Finally, things solidify, and most students are at least mildly successful, and then the WALL of expectations looms suddenly on the road for too many, as assignments are due the next day, projects require more time than HALO, and the test that wasn't studied for becomes a 13 or 42 or 56 (which is bragged about), and the failures start to pile up. An October break brings fried foods at the fair and some breathing room and a dash of excitement, but it is a long time to Thanksgiving, and the PSAT does not thrill or amuse. Thanksgiving does come finally, and  MISD's choice to have it weeklong is almost criminal in  that it allows for a completely stupifying time. The first day back is a running in mud experience that goes on forever, and it can be a day of great transition, as I have seen marriages break up, grandparents die, jobs get lost, and addresses change at a pace barely equaled by the beginning of the second semester.
Finals this year will come before Christmas again, and I get the feeling that there is a bit of panic amongst the staff to get all done sufficiently before the break, which is two weeks of bliss and wonder and a rest of weary bones and psysches. Oh, and the celebration of the birth of Jesus.
Breaks come much less frequently in the second half of  the year, with Spring Break a storied time of excess and sun, and I hear that students sometimes have fun, too. There is a warmth and ease of the pace on the campus, and then there is a melee in the cafeteria with fists thrown and  hair pulled, as girls can and do fight over shiftless boys. Police get involved on the modern campus today, and I have seen Tasers and handcuffs make an appearance. I saw a principal walk back behind the police who had two under control carrying what looked to be a small dog but turned out to be a torn out weave.
 Many shut down and get their excuses ready to try and avoid summer school, while Seniors try to make their final push a meaningful one and some fall short, but most make it out the door, with a firm push from their teachers and counselors.

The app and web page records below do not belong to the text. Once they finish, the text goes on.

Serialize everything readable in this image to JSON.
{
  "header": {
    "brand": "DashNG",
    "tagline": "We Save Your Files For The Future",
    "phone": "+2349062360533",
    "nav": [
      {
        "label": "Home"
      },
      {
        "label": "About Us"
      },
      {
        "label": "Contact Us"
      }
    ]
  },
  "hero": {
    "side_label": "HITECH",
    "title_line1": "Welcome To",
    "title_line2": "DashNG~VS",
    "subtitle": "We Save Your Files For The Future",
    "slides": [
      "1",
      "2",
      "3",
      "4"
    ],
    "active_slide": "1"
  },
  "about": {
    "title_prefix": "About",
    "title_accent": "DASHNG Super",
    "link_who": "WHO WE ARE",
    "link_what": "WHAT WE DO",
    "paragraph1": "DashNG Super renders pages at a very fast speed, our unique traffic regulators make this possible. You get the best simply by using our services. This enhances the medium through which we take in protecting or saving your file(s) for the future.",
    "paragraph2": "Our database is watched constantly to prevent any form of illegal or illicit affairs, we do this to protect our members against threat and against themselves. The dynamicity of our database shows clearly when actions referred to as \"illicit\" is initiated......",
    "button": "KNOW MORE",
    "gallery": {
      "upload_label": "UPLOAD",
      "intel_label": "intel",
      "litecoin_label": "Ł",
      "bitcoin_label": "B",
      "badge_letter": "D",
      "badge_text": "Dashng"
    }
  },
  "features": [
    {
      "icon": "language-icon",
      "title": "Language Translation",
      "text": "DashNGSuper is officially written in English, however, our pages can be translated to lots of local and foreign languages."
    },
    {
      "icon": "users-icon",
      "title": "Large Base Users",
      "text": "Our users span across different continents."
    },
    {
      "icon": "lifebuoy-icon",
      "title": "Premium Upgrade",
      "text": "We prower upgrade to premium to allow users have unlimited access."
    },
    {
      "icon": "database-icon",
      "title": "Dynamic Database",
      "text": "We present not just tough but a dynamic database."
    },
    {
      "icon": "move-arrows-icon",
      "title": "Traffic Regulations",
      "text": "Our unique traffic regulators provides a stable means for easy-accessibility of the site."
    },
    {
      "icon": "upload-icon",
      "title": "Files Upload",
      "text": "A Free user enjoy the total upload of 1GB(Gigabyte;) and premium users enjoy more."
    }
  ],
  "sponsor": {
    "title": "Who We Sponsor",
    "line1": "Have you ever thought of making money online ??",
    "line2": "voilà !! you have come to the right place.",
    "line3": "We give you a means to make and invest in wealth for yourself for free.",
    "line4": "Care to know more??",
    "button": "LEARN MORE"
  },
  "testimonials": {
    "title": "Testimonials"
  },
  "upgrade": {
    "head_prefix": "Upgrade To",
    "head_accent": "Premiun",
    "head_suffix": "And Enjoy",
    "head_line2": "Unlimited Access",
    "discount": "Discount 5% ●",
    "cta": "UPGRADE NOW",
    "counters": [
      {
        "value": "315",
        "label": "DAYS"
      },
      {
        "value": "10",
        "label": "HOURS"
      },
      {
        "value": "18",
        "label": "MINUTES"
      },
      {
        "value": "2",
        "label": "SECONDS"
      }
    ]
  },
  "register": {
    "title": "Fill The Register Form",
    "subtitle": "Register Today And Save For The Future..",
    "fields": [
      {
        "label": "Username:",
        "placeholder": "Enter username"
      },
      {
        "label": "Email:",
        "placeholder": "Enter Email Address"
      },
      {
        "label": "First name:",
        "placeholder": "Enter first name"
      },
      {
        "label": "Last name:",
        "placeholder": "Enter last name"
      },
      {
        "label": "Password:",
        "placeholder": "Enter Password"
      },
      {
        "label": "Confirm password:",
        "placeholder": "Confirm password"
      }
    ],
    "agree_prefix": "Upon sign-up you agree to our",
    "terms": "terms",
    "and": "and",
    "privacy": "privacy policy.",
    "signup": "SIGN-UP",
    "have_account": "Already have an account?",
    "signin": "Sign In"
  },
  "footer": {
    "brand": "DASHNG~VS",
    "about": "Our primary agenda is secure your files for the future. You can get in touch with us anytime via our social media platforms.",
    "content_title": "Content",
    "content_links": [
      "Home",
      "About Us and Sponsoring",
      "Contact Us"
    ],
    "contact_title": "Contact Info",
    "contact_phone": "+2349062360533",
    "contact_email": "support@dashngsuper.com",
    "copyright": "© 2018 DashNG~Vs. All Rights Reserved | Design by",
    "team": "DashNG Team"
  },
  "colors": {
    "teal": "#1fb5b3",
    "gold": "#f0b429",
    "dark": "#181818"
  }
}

There is a hubbub and papers fly and tears flow and screams of mirth are heard, and another year ends, with just a whiff of satisfaction from most educators but a sense of relief pervades.
And, then, as the sun sets in a stadium full of 8000 adoring people for the 500 plus who have survived and sometimes thrived, and speeches are made, and then the lights go out, so the fireworks can start, and young men and women run like kindergarteners in the dark to grab a friend and a view, I gain strength and peace and think of future years ahead with a calm resolve.